A typical Vietnamese sandwich is a fusion of meats and vegetables from native Vietnamese cuisine such as chả lụa (pork sausage), coriander leaf (cilantro), cucumber, and pickled carrots, cabbage, and daikon combined with condiments from French cuisine such as pâté, along with jalapeño and mayonnaise. However, a wide variety of popular fillings are used, from xíu mại to ice cream. In Vietnam, sandwiches are typically eaten for breakfast or as a snack; they are considered too dry for lunch or dinner.

The baguette was introduced to Vietnam in the mid–19th century, when Vietnam was part of French Indochina, and became a staple food by the early 20th century.
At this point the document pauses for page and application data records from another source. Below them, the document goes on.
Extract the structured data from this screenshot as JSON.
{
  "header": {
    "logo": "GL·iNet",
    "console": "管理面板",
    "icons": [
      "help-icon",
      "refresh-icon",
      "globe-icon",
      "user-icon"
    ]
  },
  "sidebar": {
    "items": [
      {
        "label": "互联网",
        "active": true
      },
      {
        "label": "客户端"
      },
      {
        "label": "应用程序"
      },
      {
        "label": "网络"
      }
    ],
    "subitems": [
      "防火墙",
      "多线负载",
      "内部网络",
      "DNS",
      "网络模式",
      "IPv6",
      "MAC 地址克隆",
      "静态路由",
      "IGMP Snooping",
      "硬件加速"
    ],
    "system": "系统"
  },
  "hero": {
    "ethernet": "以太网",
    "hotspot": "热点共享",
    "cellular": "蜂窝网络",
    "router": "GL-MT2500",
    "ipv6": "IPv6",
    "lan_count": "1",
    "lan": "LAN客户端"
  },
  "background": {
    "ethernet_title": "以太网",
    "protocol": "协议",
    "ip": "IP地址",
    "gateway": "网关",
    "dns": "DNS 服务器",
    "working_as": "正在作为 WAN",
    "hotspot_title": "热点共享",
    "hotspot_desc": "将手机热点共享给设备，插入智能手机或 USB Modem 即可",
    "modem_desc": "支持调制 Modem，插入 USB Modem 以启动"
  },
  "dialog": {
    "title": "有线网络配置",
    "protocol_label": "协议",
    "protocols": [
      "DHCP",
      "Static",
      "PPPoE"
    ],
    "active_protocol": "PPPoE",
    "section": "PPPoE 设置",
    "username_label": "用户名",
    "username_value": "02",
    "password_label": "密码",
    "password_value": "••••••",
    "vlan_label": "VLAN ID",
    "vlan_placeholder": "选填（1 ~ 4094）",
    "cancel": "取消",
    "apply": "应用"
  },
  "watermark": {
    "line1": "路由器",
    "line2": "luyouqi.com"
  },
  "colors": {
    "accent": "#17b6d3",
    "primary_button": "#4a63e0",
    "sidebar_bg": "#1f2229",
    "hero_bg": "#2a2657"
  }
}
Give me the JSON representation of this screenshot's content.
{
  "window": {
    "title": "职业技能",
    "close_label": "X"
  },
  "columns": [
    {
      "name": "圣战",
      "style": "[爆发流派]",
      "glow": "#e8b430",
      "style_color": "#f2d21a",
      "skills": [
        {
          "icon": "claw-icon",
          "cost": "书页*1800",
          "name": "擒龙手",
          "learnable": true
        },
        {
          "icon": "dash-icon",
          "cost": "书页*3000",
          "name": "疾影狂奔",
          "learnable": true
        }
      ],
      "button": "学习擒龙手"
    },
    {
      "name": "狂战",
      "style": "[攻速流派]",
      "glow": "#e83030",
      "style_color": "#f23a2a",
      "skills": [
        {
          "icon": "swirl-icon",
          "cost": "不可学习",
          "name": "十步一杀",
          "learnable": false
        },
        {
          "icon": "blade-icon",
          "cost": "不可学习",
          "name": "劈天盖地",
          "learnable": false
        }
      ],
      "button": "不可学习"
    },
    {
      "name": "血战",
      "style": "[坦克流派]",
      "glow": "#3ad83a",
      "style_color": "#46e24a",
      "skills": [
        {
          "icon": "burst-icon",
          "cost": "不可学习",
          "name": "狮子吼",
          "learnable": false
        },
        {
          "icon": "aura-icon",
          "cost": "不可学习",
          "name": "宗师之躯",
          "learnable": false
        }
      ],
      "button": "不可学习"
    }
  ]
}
During the 1950s, a distinctly Vietnamese style of sandwich developed in Saigon, becoming a popular street food. Following the Vietnam War, Overseas Vietnamese popularized the bánh mì sandwich in countries such as the United States.

with those Laura Mars eyes... (30.30)

Bryan: There's a thing called the Constitution. Sixth Amendment, Confrontation Clause. You have a right in this country to cross-examine your accuser. It's not enough that you tell us what the tapes mean. You gotta say it in court.

Donnie: I can't even imagine it. Axe there in the room with those Laura Mars eyes. That's what he's gonna do tomorrow, too.

Bryan: Hey, hey, hey. You'll get through it.You'll get through it.

Movie reference to 1978 thriller Eyes of Laura Mars, starring Faye Dunaway and Tommy Lee Jones.

Nice Kikashi (13.51)

Chuck: DeGiulio knows about our informant.

Bryan: Of course he does. I told him.

Chuck: Why the fuck did you…

Bryan: I-I-I heard from some guys in his office that he was still considering pulling the thing from us. He was wondering about our ability to close. So I let it leak that we were closer than anyone knew.

Chuck: Nice Kikashi.

Bryan: How the fuck do you know what a kikashi…

Chuck: You don't have to live in Asia to play a little Go. Okay. Okay, this we can work with…

Go is an abstract strategy board game for two players, in which the aim is to surround more territory than the opponent. The game was invented in China more than 2,500 years ago and is believed to be the oldest board game continuously played to the present day. A 2016 survey by the International Go Federation's 75 member nations found that there are over 46 million people worldwide who know how to play Go and over 20 million current players, the majority of whom live in East Asia.

Literally meaning 'an enlivenment', Kikashi is a forcing move, usually one made outside the primary flow of play. Unlike sente, though, a move is kikashi when it yields a high efficiency in play by forcing the opponent to abandon a course of action. A kikashi stone will usually be sacrificed while conferring an advantage; for example, the kikashi stone could act as a ladder breaker or destroy the opponent's potential eyeshape, while the answering move has no value at all. Moves can be kikashi, or not, depending on whether they are answered with appropriate sophistication or not. If the answering move strengthens the position, then the play is not kikashi but aji keshi (ruining one's own potential).